Be medically prepared for ease of travel.
Falling sick on a holiday is quite natural for most people who aren't used to conditions outside of the countries they live in. You may suffer for about three to four days, recover, and then continue to have problems even upon your return home. That can really kill the vacation mood! How do we recommend keeping your head out of the toilet on your trip? Give your health a good thought before you take off - illnesses are common, and not preparing for them can end up costing you dearly (in terms of both cash AND experiences!)
Getting hurt or falling ill in your homeland is bad enough; in foreign territory, the experience feels magnified (and more annoying!), especially if you don't know the language or are not familiar with your surroundings. Not to forget, it can be a very expensive affair as well.
It is essential to know what must be done in times of medical crisis on your trip abroad. You can get immediate access to emergency healthcare, understand the medical system you are dealing with, and also save a bit of money (for a return trip, perhaps!?).
Research the Conditions of Your Destination
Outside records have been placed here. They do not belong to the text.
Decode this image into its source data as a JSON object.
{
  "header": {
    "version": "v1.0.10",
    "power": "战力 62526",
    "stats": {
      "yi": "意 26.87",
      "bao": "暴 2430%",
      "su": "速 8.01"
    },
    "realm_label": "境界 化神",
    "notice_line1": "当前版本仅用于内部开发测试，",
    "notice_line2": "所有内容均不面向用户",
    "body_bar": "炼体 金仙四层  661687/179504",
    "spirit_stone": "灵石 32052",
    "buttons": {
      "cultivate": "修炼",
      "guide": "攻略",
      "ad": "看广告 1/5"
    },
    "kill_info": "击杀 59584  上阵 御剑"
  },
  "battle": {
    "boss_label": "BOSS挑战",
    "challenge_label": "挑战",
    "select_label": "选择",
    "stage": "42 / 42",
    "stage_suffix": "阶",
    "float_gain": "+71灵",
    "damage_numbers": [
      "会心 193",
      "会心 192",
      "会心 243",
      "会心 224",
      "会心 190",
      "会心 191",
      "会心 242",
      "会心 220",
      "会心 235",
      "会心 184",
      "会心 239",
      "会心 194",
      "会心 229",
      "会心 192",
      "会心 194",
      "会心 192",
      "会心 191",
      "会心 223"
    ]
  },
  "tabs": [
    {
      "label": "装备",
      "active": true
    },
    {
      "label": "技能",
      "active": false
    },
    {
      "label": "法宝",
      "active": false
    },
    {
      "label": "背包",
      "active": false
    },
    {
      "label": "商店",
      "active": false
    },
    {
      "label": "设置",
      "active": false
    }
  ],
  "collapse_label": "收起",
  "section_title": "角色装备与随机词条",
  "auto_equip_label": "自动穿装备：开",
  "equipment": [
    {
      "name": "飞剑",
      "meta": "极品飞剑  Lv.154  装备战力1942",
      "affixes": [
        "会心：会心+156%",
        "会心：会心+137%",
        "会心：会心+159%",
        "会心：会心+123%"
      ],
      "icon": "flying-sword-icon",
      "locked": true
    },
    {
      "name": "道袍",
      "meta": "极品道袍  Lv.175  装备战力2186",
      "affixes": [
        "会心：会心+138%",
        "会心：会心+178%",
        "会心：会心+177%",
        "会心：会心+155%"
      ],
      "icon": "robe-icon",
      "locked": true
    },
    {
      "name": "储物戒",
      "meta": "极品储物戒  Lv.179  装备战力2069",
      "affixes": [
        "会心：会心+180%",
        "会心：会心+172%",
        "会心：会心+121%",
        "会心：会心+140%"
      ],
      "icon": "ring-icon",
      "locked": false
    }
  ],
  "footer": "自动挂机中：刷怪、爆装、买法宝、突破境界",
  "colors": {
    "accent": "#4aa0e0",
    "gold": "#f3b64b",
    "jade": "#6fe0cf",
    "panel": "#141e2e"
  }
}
It is important to understand the ins and outs of your intended destination before you go. Travelers should know the local conditions, as some extremes can adversely affect the health of travelers. Consider heavy pollution levels, high altitudes, the types of medical facilities available, and any required immunizations prior to embarking on your trip.
Further, familiarize yourself with any laws associated with carrying certain medications abroad. While it may be legal to carry back home, you may find that you are unintentionally traveling with illegal narcotics! Travelers are advised to carry documentation from their physician describing any pre-existing medical conditions and the associated prescriptions. It is best to keep all medications in their original containers and clearly labeled.
The Centers for Disease Control (CDC) website is an excellent resource for general guidance on health precautions in your travel destination, including tips for food and water safety and insect-bite precautions.
Health and Travel Insurance
Surprisingly, 20% of holidaymakers from the UK alone do not get travel and health insurance in order to save some money. However, obtaining medical treatment abroad can be VERY expensive. The cost of an air ambulance for evacuation is well over PS10,000 (almost $16,000 USD) at least, and ranges up to PS60,000 (almost $95,000 USD).
If your current policy does not cover travel-related medical emergencies or hospital treatment, consider purchasing a short-term policy that does. It is important that the insurance policy you choose covers health and medical expenses for both injuries and sudden sickness abroad. Additionally, assistance for emergency services must be available around the clock (you never know what time zone you'll be in!) If know you'll be participating in potentially dangerous activities, such as jet skiing, skiing, bungee jumping, scuba diving, etc., try to find a plan that will cover these adventurous activities as well. Go Overseas recommends World Nomads when organizing a short-term travel insurance policy.
Know more about your destination and minimize surprises.
Contact your Embassy
If you do become seriously ill or injured abroad, your home country's local consular officer can assist in locating quality medical services and informing your family back home. The embassy may also be of assistance in covering medical expenses up front, or transferring funds from accounts in your home country. The embassy also serves as a great resource in case you are dealing with individuals that you do not share a common language with. All in all, the consular will make sure you are being taken good care of, and will be of great assistance when you run into health troubles.
US citizens are encouraged to register in the Smart Traveler Enrollment Program, which alerts the local embassy of your presence, in addition to keeping your contact information handy.
Prepare Others for Emergencies
Leave emergency contact information and a copy of your passport information page with your family and trusted friends back home. Additionally, provide these contacts with the information about the nearest embassy or consulate in your destination. On your end, be sure to carry emergency contact information for your family with you when you travel.
Most importantly, ensure all of your medical documents and receipts are collected; in this way, your insurance can be claimed once you have returned home!
#1. A list of individual insurance policy options for US citizens traveling abroad
#2. Preparing for medical emergencies overseas is just one piece in the puzzle - read more tips for studying abroad prep.